Retail focused interventions – unsuccessfully supporting city centres and the ‘high street’

Policies such as Town Centre First and retail-led regeneration strategies – popular throughout the 1990s and 2000s – have overtly tried to support city centres over out of town locations. But these policies have failed to understand the cause of the underperformance of many high streets.

Sluggish retail is a symptom of a poorly performing city centre economy, not a cause. Those cities that have seen a weakening of their city centre economies pull fewer and fewer workers into their city centres. This reduces footfall, so reducing the market that city centre retailers can sell to. The result is that those cities with strong city centre economies continue to have strongly performing high streets, while those cities with weak city centre economies have also seen their high streets decline in recent years.

If politicians are to ensure cities have strong and vibrant high streets, their aim should be to create policies that strengthen the city centre economy as a whole, rather than focus too narrowly on retail.

Implications and recommendations: making city centres an attractive place for businesses to locate
Thinking about how city centres function as business locations should be the top priority for politicians and policymakers in cities of all sizes. But the interventions required to support city centres are different for cities with weaker city centres, compared to cities with stronger city centres.

Implications for cities with weaker city centres

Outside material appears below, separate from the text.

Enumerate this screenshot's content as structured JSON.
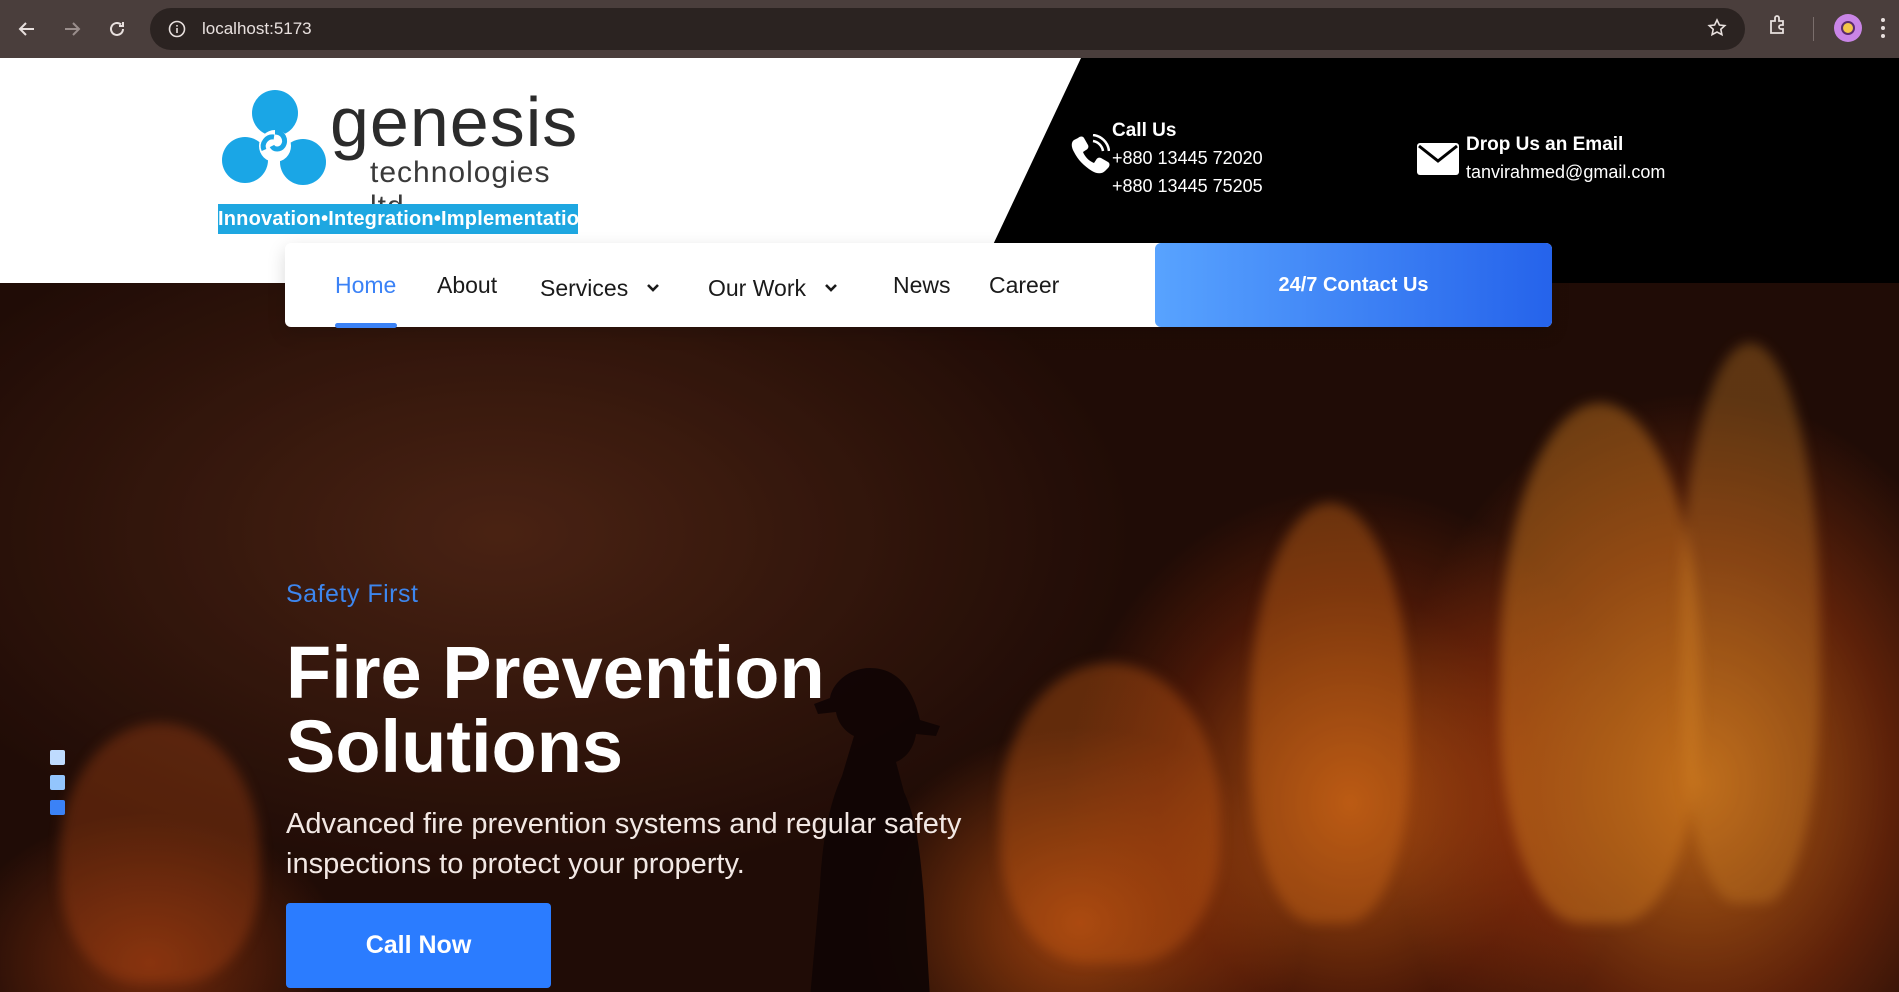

What is clear for those cities with weak city centres is that these areas are not functioning well as places to do business. The aim of any policy intervention should be to change this.

As set out above, city centres are likely to become increasingly important in the future because of the benefits they bring to high paid, high skilled services jobs. But the first aim in making a city centre a more attractive business location should be to increase the economic scale, attracting any office based business in the first instance.

This would have two main benefits. Firstly, it would concentrate economic activity in one area, allowing the city to get more out of what it already has. Concentrating activity in this way would create demand for retail and other services, make jobs more accessible by public transport and make the city less car dependent. Secondly, a higher level of activity would make it easier to attract higher skilled jobs in the future. It is important to note here however that the ability to attract higher skilled jobs will depend on the number of high skilled workers living in and around a city, so any policies designed to improve a city centre’s appeal to businesses, must also include policies to improve skills.

While cities with weaker centres need to focus on making those areas more attractive to office-based businesses to locate in, they may also want to think about how their city centre can work alongside neighbouring areas. This could include ensuring that public transport services are available to link people and jobs in the city centre and wider labour markets. It might also include improving the residential offer, by raising the quality of the public realm in the city centre making it a more attractive place to live.

Implications for cities with more successful city centres

Those cities with successful city centres need to ensure that the benefits of doing business there (as a result of knowledge spillovers) continue to outweigh the costs of such a location (such as high office rents and congestion). This will include providing effective public transport to tackle congestion and providing sufficient office stock to moderate increases in office rents.

The following section provides examples of types of interventions that politicians and policymakers in cities of all sizes, with weak and strong city centres, should consider to ensure city centres work well as business locations.

Footnotes

  • 2 Swinney P & Bidgood E, (2014), Fast track to growth, London: Centre for Cities
  • 3 Rosenthal S & Strange W, (2001), ‘The Determinants of Agglomeration’ in Journal of Urban Economics, 50, pp 191-229.
  • 4 Source: ONS, Census 2011